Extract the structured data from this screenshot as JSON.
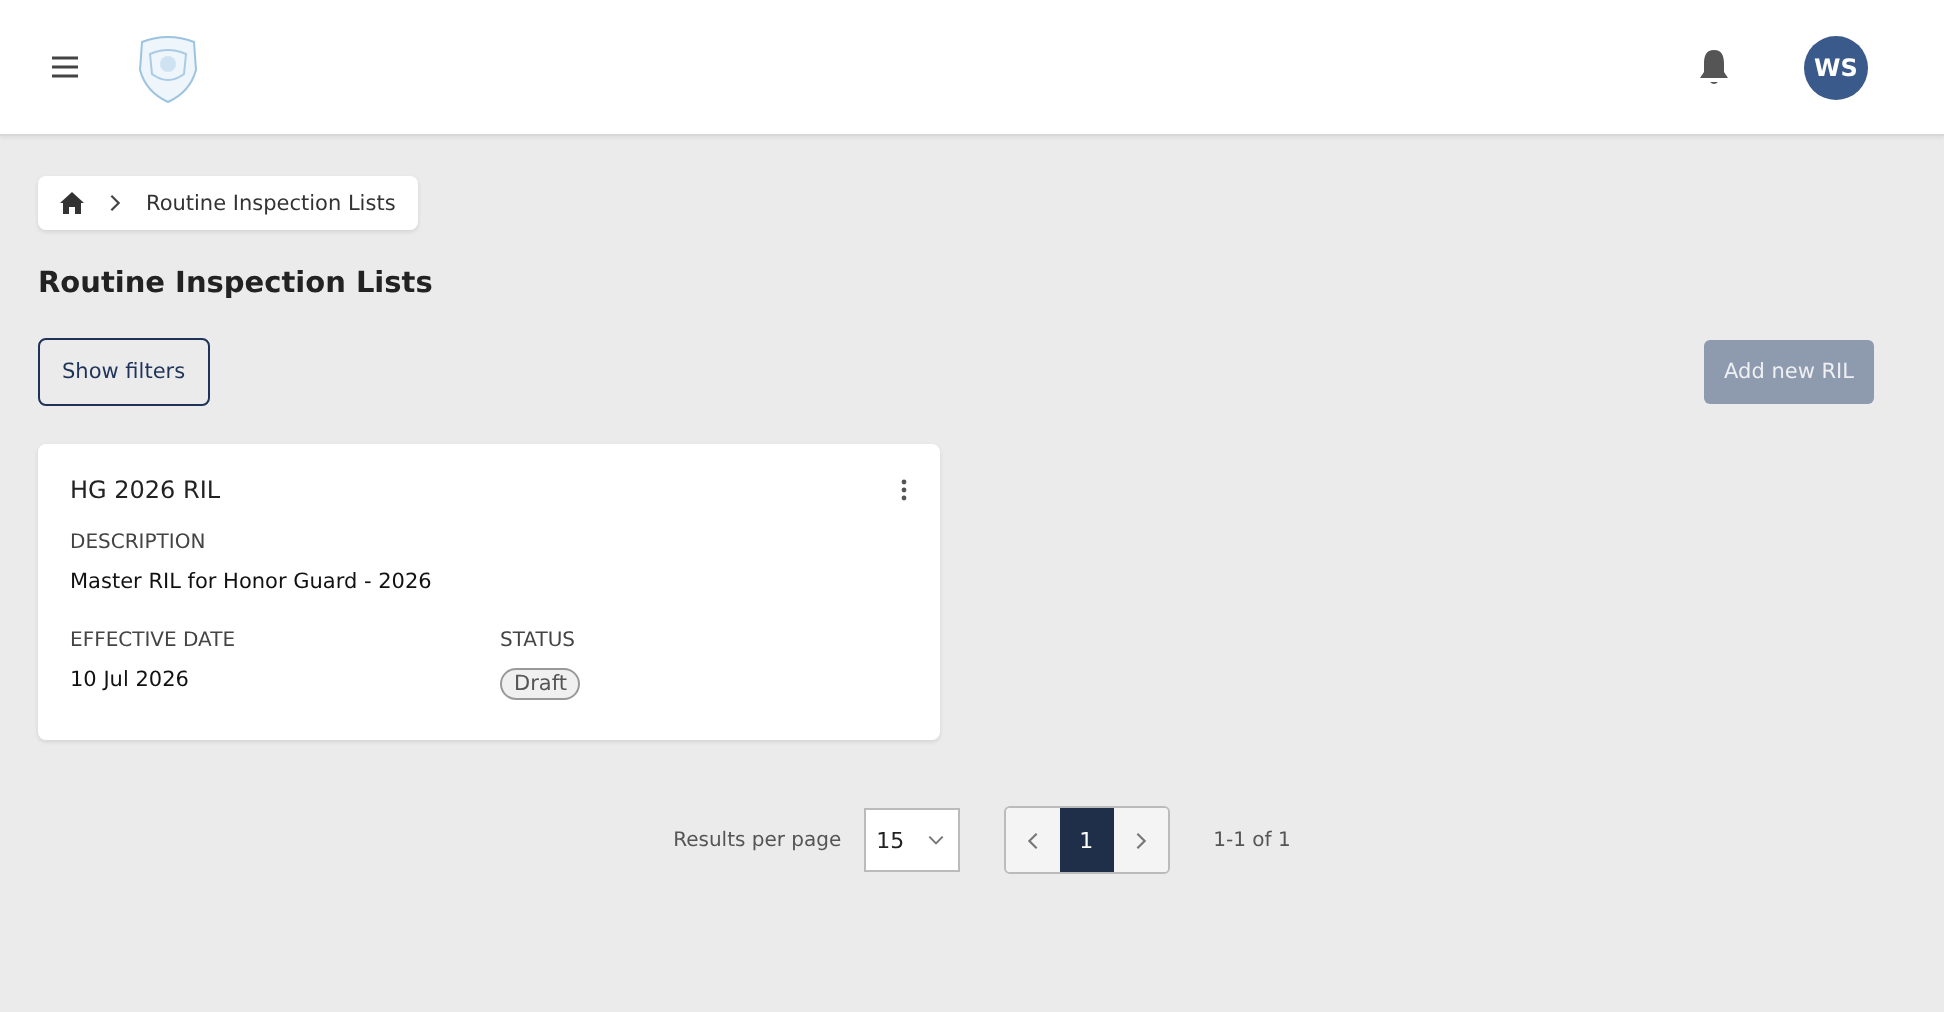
{
  "header": {
    "avatar": "WS"
  },
  "breadcrumb": [
    "Routine Inspection Lists"
  ],
  "title": "Routine Inspection Lists",
  "toolbar": {
    "filters_button": "Show filters",
    "add_button": {
      "label": "Add new RIL",
      "disabled": true
    }
  },
  "cards": [
    {
      "title": "HG 2026 RIL",
      "description_label": "DESCRIPTION",
      "description": "Master RIL for Honor Guard - 2026",
      "date_label": "EFFECTIVE DATE",
      "date": "10 Jul 2026",
      "status_label": "STATUS",
      "status": "Draft"
    }
  ],
  "pagination": {
    "per_page_label": "Results per page",
    "per_page": "15",
    "pages": [
      {
        "label": "1",
        "selected": true
      }
    ],
    "range": "1-1 of 1"
  }
}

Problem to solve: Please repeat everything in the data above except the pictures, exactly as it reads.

Written response:
Extract the structured data from this screenshot as JSON.
{
  "header": {
    "avatar": "WS"
  },
  "breadcrumb": [
    "Routine Inspection Lists"
  ],
  "title": "Routine Inspection Lists",
  "toolbar": {
    "filters_button": "Show filters",
    "add_button": {
      "label": "Add new RIL",
      "disabled": true
    }
  },
  "cards": [
    {
      "title": "HG 2026 RIL",
      "description_label": "DESCRIPTION",
      "description": "Master RIL for Honor Guard - 2026",
      "date_label": "EFFECTIVE DATE",
      "date": "10 Jul 2026",
      "status_label": "STATUS",
      "status": "Draft"
    }
  ],
  "pagination": {
    "per_page_label": "Results per page",
    "per_page": "15",
    "pages": [
      {
        "label": "1",
        "selected": true
      }
    ],
    "range": "1-1 of 1"
  }
}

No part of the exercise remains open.